Seven Intellectuals moves from nature (the mountain) to an urban area, to a rural farm, to a deserted island, and finally to Shanghai, with much of it taking place in an art-deco restaurant or hotel. The first part employs voiceover; the second part has sync-sound dialogue, while the remaining three parts are silent. Parts Three and Four move back and forth in historical time; the setting of part five is unclear. It’s obviously present-day Shanghai, but it references Chinese films of the 1930s or 1940s, suggesting a previous era: pin-striped suits, antique cars, Venetian pools, rooftop baseball, and retro dances. In Part Five, Yang even seems to take liberties with the number of intellectuals – one of the women rarely appears, and more often than not there are only six (or sometimes more than seven). Yang switches from a more casual impressionistic style in the first two parts to one that is more deliberately mannered. The film also moves closer to spectacle, especially in its culminating scene of Part Five where a fight breaks out on the dance floor and hundreds of chefs emerge from the kitchen and clap in unison.
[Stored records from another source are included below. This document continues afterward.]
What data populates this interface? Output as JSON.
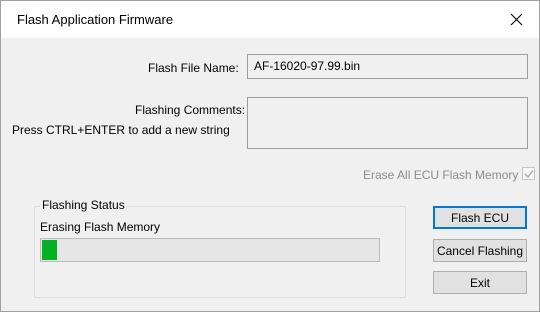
{
  "window": {
    "title": "Flash Application Firmware"
  },
  "form": {
    "file_label": "Flash File Name:",
    "file_value": "AF-16020-97.99.bin",
    "comments_label": "Flashing Comments:",
    "comments_hint": "Press CTRL+ENTER to add a new string",
    "comments_value": "",
    "erase_label": "Erase All ECU Flash Memory",
    "erase_checked": true
  },
  "status": {
    "group_title": "Flashing Status",
    "message": "Erasing Flash Memory",
    "progress_fraction": 0.045,
    "progress_color": "#06b025"
  },
  "buttons": {
    "flash": "Flash ECU",
    "cancel": "Cancel Flashing",
    "exit": "Exit"
  },
  "icons": {
    "close": "close-icon",
    "check": "check-icon"
  }
}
My notes on the film read like a series of non-sequiturs. In a sense, this is not so inaccurate because Seven Intellectuals in Bamboo Forest seems to aspire to Jonas Mekas’s notion of a plotless narrative – a film that works primarily through visual rather than narrative connections. Yang is most of all a visual stylist. In Part One, Yang provides striking black-and-white images of Mount Huangshan shrouded in mist that recalls the look and texture of classical Chinese landscape painting. There isn’t a bad shot in the entire film. Some are spectacular, such as the woman walking by the water at night to the sound of croaking frogs in Part Three, or the underwater shot of the two intellectuals moving through fish-filled water in skin-diver outfits in Part Five. Despite Yang’s use of repetition – such as the fact that the intellectuals inevitably will appear naked in each section – the film is never predictable. Part Three begins with a prolepsis: the decapitation of a water buffalo, but it nevertheless comes as a total shock when the farmer suddenly bludgeons the animal to death towards the end of the film. In the last three parts, Yang employs abrupt temporal shifts, so that the same characters appear simultaneously in both the present and past, thus formally mirroring the subject matter of the film. Without resorting to a more conventional use of narrative, it’s hard to keep an audience interested for such a long stretch of time, but Seven Intellectual in Bamboo Forest manages to do it through the sheer strength of its images.

I admit that it’s extremely taxing to watch a nearly five-hour film within the context of an extended art exhibition such as the Venice Biennale. Yet I remain grateful for Robert Storr’s openness in premiering a long, complex, and challenging work, such as Yang Fudong’s Seven Intellectuals in Bamboo Forest. What’s a little mental overload when you’re already slightly jet-lagged?